The First Sign Of Spring
For some, springtime arrives with the first sign of the yellow buttercups opening up to take in the sun. Others consider it spring when Daylight Savings Time causes their bodies to crave more sleep, like mine did this morning. A more pessimistic approach to the approaching spring is when the stalks of green onions start springing up throughout the lawn and demanding immediate attention.
For sports fans, baseball spring training and March Madness both get the blood pumping. All of these signal the oncoming warmer weather. For me, however, there is only one clear signal that spring – or more importantly, May – is just around corner: when the tickets to the Indianapolis 500 arrive in the mailbox. I got to experience that annual rite of passage this past Friday afternoon when I got home from work.
I pulled in the driveway. As always, I stopped and checked my mailbox. There amongst the bills and the coupons for five dollars off for my next gutter purchase, was this thick, light blue envelope simply marked “Speedway, Indiana”. I recognized it immediately. I’ve been buying tickets directly through the Speedway for the past twenty years and that simple envelope has never changed. It was a welcome sight on a cold afternoon and a long week at work.
Like a kid at Christmas, I couldn’t wait to get inside and tear open the envelope. But tear isn’t the right word. When I get my electric bill, I usually just stick my finger in and rip it open. In fact, that’s how I open most of my mail. For this envelope, however, I searched for the seldom-used letter opener in my desk. This was to have a clean incision.

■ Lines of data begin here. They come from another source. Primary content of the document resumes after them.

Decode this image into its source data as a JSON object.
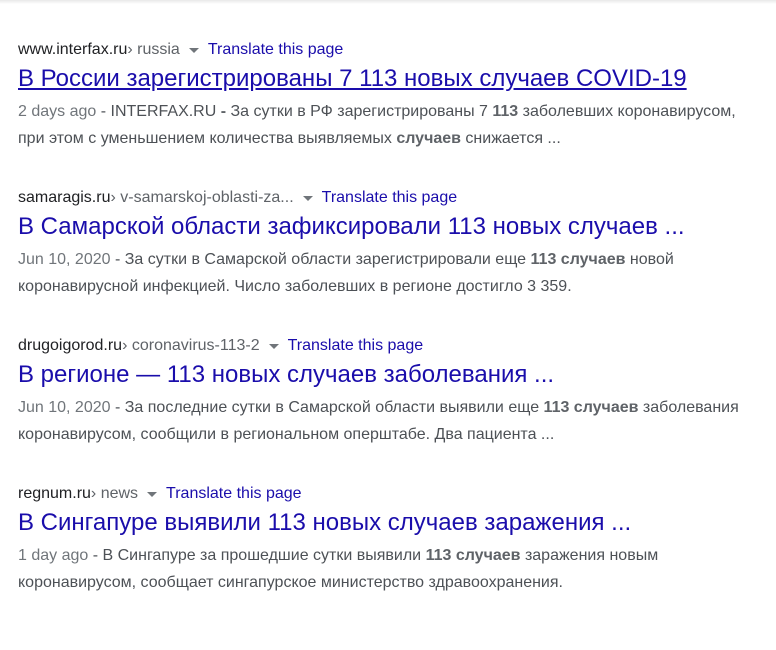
{
  "results": [
    {
      "domain": "www.interfax.ru",
      "path": " › russia",
      "translate_label": "Translate this page",
      "title": "В России зарегистрированы 7 113 новых случаев COVID-19",
      "date": "2 days ago",
      "snippet_parts": [
        {
          "text": " - INTERFAX.RU ",
          "bold": false
        },
        {
          "text": "-",
          "bold": true
        },
        {
          "text": " За сутки в РФ зарегистрированы 7 ",
          "bold": false
        },
        {
          "text": "113",
          "bold": true
        },
        {
          "text": " заболевших коронавирусом, при этом с уменьшением количества выявляемых ",
          "bold": false
        },
        {
          "text": "случаев",
          "bold": true
        },
        {
          "text": " снижается ...",
          "bold": false
        }
      ]
    },
    {
      "domain": "samaragis.ru",
      "path": " › v-samarskoj-oblasti-za...",
      "translate_label": "Translate this page",
      "title": "В Самарской области зафиксировали 113 новых случаев ...",
      "date": "Jun 10, 2020",
      "snippet_parts": [
        {
          "text": " - За сутки в Самарской области зарегистрировали еще ",
          "bold": false
        },
        {
          "text": "113 случаев",
          "bold": true
        },
        {
          "text": " новой коронавирусной инфекцией. Число заболевших в регионе достигло 3 359.",
          "bold": false
        }
      ]
    },
    {
      "domain": "drugoigorod.ru",
      "path": " › coronavirus-113-2",
      "translate_label": "Translate this page",
      "title": "В регионе — 113 новых случаев заболевания ...",
      "date": "Jun 10, 2020",
      "snippet_parts": [
        {
          "text": " - За последние сутки в Самарской области выявили еще ",
          "bold": false
        },
        {
          "text": "113 случаев",
          "bold": true
        },
        {
          "text": " заболевания коронавирусом, сообщили в региональном оперштабе. Два пациента ...",
          "bold": false
        }
      ]
    },
    {
      "domain": "regnum.ru",
      "path": " › news",
      "translate_label": "Translate this page",
      "title": "В Сингапуре выявили 113 новых случаев заражения ...",
      "date": "1 day ago",
      "snippet_parts": [
        {
          "text": " - В Сингапуре за прошедшие сутки выявили ",
          "bold": false
        },
        {
          "text": "113 случаев",
          "bold": true
        },
        {
          "text": " заражения новым коронавирусом, сообщает сингапурское министерство здравоохранения.",
          "bold": false
        }
      ]
    }
  ],
  "colors": {
    "link": "#1a0dab",
    "snippet": "#4d5156",
    "cite": "#202124",
    "date": "#70757a"
  }
}
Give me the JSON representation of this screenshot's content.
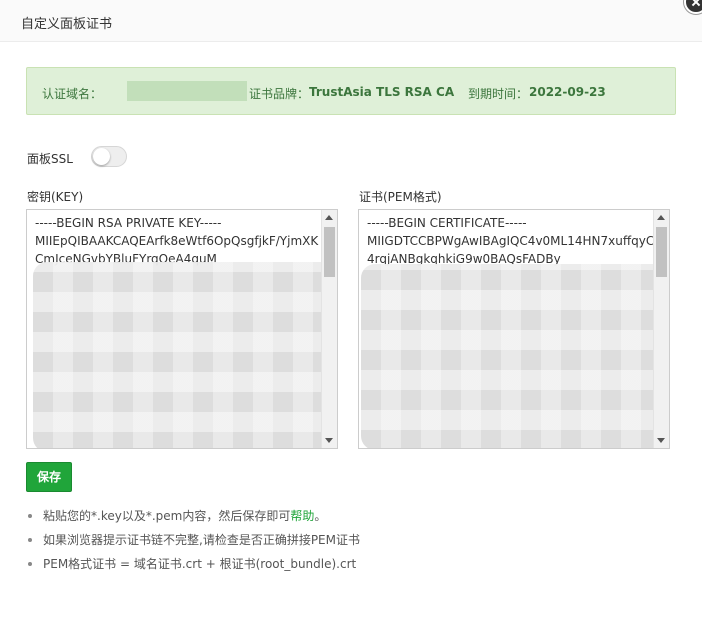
{
  "dialog": {
    "title": "自定义面板证书"
  },
  "cert_info": {
    "domain_label": "认证域名：",
    "brand_label": "证书品牌：",
    "brand_value": "TrustAsia TLS RSA CA",
    "expiry_label": "到期时间：",
    "expiry_value": "2022-09-23"
  },
  "ssl": {
    "label": "面板SSL",
    "enabled": false
  },
  "key_field": {
    "label": "密钥(KEY)",
    "value": "-----BEGIN RSA PRIVATE KEY-----\nMIIEpQIBAAKCAQEArfk8eWtf6OpQsgfjkF/YjmXK\nCmJceNGvbYBluFYrqOeA4quM"
  },
  "cert_field": {
    "label": "证书(PEM格式)",
    "value": "-----BEGIN CERTIFICATE-----\nMIIGDTCCBPWgAwIBAgIQC4v0ML14HN7xuffqyC\n4rqjANBgkqhkiG9w0BAQsFADBy"
  },
  "save_button": {
    "label": "保存"
  },
  "tips": {
    "tip1_text": "粘贴您的*.key以及*.pem内容，然后保存即可",
    "tip1_link": "帮助",
    "tip1_end": "。",
    "tip2": "如果浏览器提示证书链不完整,请检查是否正确拼接PEM证书",
    "tip3": "PEM格式证书 = 域名证书.crt + 根证书(root_bundle).crt"
  },
  "colors": {
    "accent": "#20a53a",
    "info_bg": "#dff0d8",
    "info_text": "#3c763d"
  }
}
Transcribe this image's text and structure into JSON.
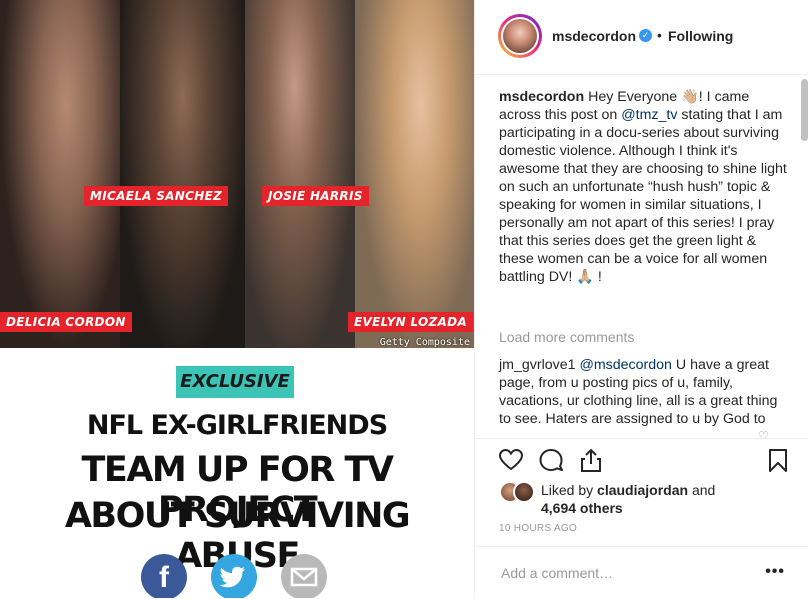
{
  "post_image": {
    "names": [
      "MICAELA SANCHEZ",
      "JOSIE HARRIS",
      "DELICIA CORDON",
      "EVELYN LOZADA"
    ],
    "credit": "Getty Composite",
    "badge": "EXCLUSIVE",
    "subhead": "NFL EX-GIRLFRIENDS",
    "headline_line1": "TEAM UP FOR TV PROJECT",
    "headline_line2": "ABOUT SURVIVING ABUSE",
    "share_icons": [
      "facebook-icon",
      "twitter-icon",
      "email-icon"
    ],
    "fb_glyph": "f",
    "tw_glyph": "🐦",
    "em_glyph": "✉"
  },
  "header": {
    "username": "msdecordon",
    "verified_glyph": "✓",
    "dot": "•",
    "follow_status": "Following"
  },
  "caption": {
    "username": "msdecordon",
    "text_before": " Hey Everyone 👋🏼󠀠! I came across this post on ",
    "mention": "@tmz_tv",
    "text_after": " stating that I am participating in a docu-series about surviving domestic violence. Although I think it's awesome that they are choosing to shine light on such an unfortunate “hush hush” topic & speaking for women in similar situations, I personally am not apart of this series! I pray that this series does get the green light & these women can be a voice for all women battling DV! 🙏🏼󠀠 !"
  },
  "load_more": "Load more comments",
  "comment": {
    "username": "jm_gvrlove1",
    "mention": "@msdecordon",
    "text": " U have a great page, from u posting pics of u, family, vacations, ur clothing line, all is a great thing to see. Haters are assigned to u by God to"
  },
  "likes": {
    "prefix": "Liked by ",
    "user": "claudiajordan",
    "middle": " and",
    "count": "4,694 others"
  },
  "timestamp": "10 HOURS AGO",
  "add_comment_placeholder": "Add a comment…",
  "more_glyph": "•••",
  "colors": {
    "accent_red": "#e5232a",
    "badge_teal": "#3cc4b6",
    "facebook": "#3b5998",
    "twitter": "#35a7e0",
    "verified": "#3897f0",
    "mention": "#003569"
  }
}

After carefully opening the top, I pulled out the 2012 order form, the usual ad for the 500 Festival Parade and found what I was looking for: a simple rubber-band binding four giant tickets. I gently slipped the rubber-band off the top and inspected each ticket thoroughly, making sure that each one had the correct section, row and seat assignment.
Then I took a minute to admire the work of the graphics artist. Some ticket designs are better than others. This was one of the good ones. Being the one-hundredth anniversary, it needed to be. There should be nothing odd or funky for this race. One of the stranger designs was for the 2006 race. It was of Dan Wheldon’s winning car seen from overhead, on the yard of bricks with the words “90th Running” burned through the ticket with a laser. Yes, it was an expensive effect, but it was more about showing off the technology to do so, than it was about creating an artistic ticket. Mercifully, that effect never returned.
Instead, this was a ticket that was colorful and tasteful – yet attention grabbing. There were subtle salutes to the past, but still modern and current looking. Best of all – it didn’t look cheap. Last year’s souvenir program was the first to be produced in the Jeff Belskus era, after Tony George had been ousted. It had a very cheap feel to it. The pages were of thinner stock, and the articles and layout had an amateur quality about it. Hopefully they will realize that this is something that people buy for lifelong keepsakes. I would gladly pay more for a program that had a more quality feel to it, and I think most patrons would agree. Fortunately, they treated the tickets as a piece of memorabilia rather than something strictly to get you in the gate.
One exceptionally nice touch on the ticket is the use of the term “International 500 Mile Sweepstakes”. This is what adorned the tickets when I was going to the races as a young kid. I never knew what that meant and somewhere along the way it disappeared. I’m still not sure exactly what it means, but it is a nice nod to the past to see it on there.
The new ticket was supposedly inspired by the 1937 ticket. I’ve never seen what that looks like so I have no idea if it’s similar or not. But I know that every single detachable stub, down to the “Rain Check” has an old, nostalgic look to it.
These days, most event tickets are computer-generated and come from Ticketmaster. When Tennessee played North Carolina in the Music City Bowl this past December, each person had about eight different items that resembled tickets all joined together. It was confusing, but only one of them was an actual ticket. I still don’t know what all of those other things were, but my actual ticket was in the car. I had to run to the car, grab the real ticket and sprint back to the gate before they would let me in. I missed kickoff.
It’s nice to see that the Speedway still treats the Race Day ticket as something to cherish. Everything is on a very large placard, which appears to grow in size every year. I hope they never go to the ever-popular e-ticket that simply allows you to print a bar-code on your home computer. Something just doesn’t seem right about that. For one thing, it would deprive me of that first sign of spring that I got to experience this past Friday. It’s a sign that the Month of May cannot be that far off.